Thus, remdesivir and its use to treat patients with coronavirus may have patent protection in the U.S. well into the 2030s, assuming these patents are valid (e.g., some may have double patenting issues).
Protease inhibitors are antivirals that interfere with viral duplication by inhibiting the protease enzyme. The combination of two such protease inhibitors, lopinavir and ritonavir (Kaletra), was approved in 2000 for the treatment of HIV. There are currently at least 25 clinical trial (three completed) on clinicaltrials.gov on the use of these drugs to treat Covid-19.
The patents on lopinavir and ritonavir, and their combination, have expired, and we found no U.S. patents on the use of these drugs to treat patients infected with coronavirus. But, as above, a new approved indication on an old drug would receive three years FDA exclusivity.
There are over 100 pending clinical trials testing biological drugs to treat Covid-19. Biologics are large, complex molecules, generally produced through biotechnology in a living system, such as a microorganism, plant cell, or animal cell. Biologics have extremely high technical, economic and regulatory barriers to entry, even before encountering FDA and IP protection.
To date, there have been only 26 biosimilars approved by FDA, none of which have met the FDA’s even more stringent requirements for interchangeability with the reference biologic drug product.
A number of clinical studies are testing biologics known to tamp down the rampant immune response to SARS-CoV-2 that cause serious side effects and death.

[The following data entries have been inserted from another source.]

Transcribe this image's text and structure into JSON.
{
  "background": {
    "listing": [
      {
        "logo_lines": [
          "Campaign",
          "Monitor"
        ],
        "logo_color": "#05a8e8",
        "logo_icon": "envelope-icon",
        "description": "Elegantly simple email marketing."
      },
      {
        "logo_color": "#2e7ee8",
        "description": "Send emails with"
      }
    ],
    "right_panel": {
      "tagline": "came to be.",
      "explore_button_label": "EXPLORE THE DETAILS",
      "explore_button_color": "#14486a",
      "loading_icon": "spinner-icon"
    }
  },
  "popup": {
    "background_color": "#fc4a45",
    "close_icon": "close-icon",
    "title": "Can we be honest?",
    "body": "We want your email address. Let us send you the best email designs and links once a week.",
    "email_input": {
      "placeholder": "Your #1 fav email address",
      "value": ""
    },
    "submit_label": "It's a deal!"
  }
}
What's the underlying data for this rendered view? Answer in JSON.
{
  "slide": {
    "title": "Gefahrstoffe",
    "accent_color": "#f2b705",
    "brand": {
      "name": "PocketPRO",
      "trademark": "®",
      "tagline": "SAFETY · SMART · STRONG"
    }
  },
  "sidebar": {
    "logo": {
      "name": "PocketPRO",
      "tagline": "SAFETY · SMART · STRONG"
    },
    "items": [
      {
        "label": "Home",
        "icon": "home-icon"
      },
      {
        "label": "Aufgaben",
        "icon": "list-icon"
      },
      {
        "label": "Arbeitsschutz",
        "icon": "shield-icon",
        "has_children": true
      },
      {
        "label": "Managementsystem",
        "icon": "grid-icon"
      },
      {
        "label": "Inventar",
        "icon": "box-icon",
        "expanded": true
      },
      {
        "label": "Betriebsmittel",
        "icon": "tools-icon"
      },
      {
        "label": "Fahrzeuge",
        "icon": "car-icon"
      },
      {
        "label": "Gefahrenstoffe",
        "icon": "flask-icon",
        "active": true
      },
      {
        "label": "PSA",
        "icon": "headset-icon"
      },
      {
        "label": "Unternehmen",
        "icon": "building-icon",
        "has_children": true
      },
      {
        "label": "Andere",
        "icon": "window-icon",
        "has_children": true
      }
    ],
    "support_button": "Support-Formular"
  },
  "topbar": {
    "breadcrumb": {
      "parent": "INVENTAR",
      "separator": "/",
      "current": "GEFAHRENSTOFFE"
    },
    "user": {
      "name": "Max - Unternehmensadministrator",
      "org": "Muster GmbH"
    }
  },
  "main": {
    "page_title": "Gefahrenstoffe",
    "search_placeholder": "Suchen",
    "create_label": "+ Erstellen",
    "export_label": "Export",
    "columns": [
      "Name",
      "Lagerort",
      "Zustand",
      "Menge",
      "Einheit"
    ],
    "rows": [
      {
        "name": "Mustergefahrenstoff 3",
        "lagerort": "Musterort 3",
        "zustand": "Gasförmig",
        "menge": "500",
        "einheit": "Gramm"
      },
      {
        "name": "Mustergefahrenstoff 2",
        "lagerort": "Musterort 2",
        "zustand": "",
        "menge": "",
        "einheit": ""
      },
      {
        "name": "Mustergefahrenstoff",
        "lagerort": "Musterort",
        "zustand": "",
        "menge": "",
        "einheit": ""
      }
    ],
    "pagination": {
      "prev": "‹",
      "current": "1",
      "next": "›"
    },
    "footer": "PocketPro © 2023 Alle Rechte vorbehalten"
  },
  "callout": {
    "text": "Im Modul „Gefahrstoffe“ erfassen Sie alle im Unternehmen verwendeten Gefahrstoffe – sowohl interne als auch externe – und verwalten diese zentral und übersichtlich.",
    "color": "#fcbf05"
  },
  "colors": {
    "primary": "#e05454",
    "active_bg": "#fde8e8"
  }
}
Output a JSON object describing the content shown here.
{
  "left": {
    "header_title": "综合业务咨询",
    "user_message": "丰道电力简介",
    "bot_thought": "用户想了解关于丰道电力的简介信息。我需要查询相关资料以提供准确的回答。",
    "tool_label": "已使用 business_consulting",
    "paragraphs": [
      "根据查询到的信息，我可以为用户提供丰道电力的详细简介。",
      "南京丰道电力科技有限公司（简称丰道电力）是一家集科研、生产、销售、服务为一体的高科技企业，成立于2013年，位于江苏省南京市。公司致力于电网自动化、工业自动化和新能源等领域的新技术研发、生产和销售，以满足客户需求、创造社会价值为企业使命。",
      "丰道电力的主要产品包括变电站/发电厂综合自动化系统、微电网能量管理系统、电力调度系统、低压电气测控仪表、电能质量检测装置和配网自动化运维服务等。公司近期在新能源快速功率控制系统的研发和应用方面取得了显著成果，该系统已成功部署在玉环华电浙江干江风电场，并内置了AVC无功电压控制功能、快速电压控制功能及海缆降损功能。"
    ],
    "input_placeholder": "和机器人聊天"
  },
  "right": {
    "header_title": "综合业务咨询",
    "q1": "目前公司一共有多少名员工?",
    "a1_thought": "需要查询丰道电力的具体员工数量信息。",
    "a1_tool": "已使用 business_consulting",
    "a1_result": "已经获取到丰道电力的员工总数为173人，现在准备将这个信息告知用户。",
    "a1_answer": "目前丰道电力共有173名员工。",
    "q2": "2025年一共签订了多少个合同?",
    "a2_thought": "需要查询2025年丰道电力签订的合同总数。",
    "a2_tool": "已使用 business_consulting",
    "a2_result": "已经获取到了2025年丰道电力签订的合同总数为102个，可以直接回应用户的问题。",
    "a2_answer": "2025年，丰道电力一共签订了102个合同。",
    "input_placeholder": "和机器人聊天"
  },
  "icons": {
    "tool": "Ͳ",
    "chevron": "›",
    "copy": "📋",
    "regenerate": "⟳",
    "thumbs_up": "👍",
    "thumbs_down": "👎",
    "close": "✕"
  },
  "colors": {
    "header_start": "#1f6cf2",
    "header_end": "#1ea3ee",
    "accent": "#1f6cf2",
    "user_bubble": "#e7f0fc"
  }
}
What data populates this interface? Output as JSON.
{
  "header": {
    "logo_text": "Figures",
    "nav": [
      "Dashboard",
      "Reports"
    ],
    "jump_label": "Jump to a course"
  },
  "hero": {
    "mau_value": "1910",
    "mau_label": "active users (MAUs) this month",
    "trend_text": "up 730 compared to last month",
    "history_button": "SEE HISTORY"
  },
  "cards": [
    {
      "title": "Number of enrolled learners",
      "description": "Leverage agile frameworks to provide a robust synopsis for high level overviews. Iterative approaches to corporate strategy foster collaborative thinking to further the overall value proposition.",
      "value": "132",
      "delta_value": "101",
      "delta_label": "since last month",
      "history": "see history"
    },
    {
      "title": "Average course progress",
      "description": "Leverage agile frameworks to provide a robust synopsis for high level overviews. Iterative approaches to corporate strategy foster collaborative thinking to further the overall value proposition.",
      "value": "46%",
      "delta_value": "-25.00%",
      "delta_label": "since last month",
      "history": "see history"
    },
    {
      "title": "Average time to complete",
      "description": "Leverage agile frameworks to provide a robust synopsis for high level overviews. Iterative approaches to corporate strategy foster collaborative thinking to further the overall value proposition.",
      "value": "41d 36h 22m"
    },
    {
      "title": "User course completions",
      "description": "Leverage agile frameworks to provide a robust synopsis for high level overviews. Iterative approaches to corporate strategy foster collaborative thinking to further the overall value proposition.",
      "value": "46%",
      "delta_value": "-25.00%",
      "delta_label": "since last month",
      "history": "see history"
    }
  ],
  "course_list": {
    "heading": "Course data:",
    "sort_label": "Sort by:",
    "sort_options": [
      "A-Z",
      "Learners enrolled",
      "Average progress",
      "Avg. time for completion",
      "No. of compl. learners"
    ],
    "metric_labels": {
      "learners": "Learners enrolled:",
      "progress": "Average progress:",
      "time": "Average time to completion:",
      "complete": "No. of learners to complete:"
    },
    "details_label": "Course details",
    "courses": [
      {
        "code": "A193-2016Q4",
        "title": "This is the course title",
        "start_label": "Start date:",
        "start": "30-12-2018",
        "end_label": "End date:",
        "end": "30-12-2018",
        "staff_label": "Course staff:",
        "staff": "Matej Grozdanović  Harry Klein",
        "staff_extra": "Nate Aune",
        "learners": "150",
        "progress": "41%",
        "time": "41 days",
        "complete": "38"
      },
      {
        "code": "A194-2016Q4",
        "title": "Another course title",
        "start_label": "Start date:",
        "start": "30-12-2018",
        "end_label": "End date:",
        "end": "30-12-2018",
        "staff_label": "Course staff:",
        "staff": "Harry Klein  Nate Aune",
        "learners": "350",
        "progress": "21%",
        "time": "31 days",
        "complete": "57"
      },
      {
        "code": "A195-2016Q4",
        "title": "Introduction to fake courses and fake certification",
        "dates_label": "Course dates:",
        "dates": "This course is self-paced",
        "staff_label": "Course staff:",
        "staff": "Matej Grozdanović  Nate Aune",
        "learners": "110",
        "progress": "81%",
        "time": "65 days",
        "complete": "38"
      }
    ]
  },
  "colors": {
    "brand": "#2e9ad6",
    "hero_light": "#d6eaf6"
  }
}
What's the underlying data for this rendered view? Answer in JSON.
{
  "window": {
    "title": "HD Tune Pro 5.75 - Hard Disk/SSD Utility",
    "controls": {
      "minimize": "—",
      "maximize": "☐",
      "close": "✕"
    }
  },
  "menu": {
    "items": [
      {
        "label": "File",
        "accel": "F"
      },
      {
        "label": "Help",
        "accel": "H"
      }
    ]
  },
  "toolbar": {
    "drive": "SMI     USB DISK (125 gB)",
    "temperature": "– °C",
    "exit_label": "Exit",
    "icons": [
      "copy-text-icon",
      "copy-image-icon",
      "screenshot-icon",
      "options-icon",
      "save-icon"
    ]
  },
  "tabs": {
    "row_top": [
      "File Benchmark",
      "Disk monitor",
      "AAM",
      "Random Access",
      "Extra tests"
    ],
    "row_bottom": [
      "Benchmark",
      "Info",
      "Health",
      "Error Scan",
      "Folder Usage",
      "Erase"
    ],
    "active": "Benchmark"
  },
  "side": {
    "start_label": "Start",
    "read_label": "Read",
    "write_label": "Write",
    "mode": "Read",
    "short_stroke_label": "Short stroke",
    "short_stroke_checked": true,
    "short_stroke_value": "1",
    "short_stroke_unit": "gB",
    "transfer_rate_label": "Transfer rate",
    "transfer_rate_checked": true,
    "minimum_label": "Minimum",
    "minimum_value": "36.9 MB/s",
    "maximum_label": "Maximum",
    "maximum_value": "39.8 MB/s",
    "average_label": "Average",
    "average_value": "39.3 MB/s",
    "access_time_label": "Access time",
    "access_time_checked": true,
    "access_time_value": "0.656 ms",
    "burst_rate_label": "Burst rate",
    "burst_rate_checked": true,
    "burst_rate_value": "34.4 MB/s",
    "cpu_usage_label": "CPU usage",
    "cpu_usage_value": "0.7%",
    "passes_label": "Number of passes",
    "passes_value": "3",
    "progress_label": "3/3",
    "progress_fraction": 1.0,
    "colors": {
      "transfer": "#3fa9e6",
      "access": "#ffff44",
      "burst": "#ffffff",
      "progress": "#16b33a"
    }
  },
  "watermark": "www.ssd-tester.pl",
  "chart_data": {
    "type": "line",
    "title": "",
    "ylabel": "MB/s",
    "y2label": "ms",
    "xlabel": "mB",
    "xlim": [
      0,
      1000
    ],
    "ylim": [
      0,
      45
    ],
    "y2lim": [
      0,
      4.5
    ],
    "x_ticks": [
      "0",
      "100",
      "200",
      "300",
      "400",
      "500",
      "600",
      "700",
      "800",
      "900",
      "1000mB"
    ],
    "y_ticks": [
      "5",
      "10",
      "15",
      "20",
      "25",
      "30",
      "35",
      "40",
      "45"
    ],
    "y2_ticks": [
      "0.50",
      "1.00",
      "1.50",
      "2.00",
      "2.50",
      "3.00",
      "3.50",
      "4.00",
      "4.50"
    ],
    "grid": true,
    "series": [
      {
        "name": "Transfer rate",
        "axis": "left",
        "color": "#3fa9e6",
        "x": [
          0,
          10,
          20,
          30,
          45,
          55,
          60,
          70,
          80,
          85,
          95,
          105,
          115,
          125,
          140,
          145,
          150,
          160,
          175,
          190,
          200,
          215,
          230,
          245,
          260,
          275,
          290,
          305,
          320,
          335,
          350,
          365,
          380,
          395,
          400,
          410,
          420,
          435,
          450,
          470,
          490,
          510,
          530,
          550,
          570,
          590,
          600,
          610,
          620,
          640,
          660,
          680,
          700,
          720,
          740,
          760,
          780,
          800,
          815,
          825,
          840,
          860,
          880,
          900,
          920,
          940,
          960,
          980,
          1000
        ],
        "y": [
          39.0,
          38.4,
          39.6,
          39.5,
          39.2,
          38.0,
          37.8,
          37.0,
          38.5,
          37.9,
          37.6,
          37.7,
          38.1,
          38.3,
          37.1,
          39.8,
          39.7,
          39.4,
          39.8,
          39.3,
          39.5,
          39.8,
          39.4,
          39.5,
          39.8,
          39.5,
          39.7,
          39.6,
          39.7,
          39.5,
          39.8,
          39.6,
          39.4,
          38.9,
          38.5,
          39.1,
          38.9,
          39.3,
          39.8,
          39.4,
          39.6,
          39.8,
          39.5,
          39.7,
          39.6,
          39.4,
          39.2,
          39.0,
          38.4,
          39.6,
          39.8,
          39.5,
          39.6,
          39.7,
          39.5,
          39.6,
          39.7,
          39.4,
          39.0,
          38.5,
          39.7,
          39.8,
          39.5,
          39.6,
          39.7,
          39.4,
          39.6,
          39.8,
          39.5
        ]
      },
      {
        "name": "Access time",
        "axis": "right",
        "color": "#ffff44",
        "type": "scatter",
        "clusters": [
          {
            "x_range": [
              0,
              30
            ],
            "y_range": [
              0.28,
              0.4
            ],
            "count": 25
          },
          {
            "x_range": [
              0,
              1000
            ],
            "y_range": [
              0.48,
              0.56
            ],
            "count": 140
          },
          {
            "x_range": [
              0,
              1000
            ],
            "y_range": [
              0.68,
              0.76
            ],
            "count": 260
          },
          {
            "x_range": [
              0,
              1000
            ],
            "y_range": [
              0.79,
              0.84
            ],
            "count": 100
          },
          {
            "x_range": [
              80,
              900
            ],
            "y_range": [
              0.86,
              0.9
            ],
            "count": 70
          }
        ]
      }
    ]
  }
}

Many of the sickest patients have elevated levels of inflammatory proteins known as interleukin-6 and interleukin-1.
Thus, there are numerous Covid-19 clinical trials testing interleukin-6 inhibitors: Actemra (tocilizumab) (20 trials), Kevzara (sarilumab) (nine trials), siltuximab (sylvant) (two trials); and testing interleukin-1 inhibitor Kineret (anakinra) (seven trials). Most of these drugs are FDA approved for arthritic related conditions.
In addition, scientists are searching for and testing monoclonal antibodies that may neutralize the Sars-CoV-2 virus. These are also biologics.
There are numerous other drugs in clinical Covid-19 trials, many of which already have FDA approval for other uses. Here are some examples, with the number of studies listed on clinicaltrials.gov and Orange Book (FDA) exclusivities:
There are huge financial rewards to obtaining an FDA approved treatment for Covid-19, driven in large part by potential FDA and patent exclusivities. Biologics enjoy the longest FDA exclusivities (12 years). U.S. patents protect monopolies for 20 years or more, and while many drugs being tested are no longer covered by molecule patents, new patent applications are always being filed on the use of old drugs to treat new infections, including coronaviruses, and likely are even now being filed specifically to treat Covid-19.
This column does not necessarily reflect the opinion of The Bureau of National Affairs, Inc. or its owners.
Steven D. Roth is a partner at Lucas & Mercanti LLP, specializing in pharmaceutical and intellectual property law. He primarily represents clients in patent litigation and advising on product development and has represented both brand name and generic clients for over 25 years.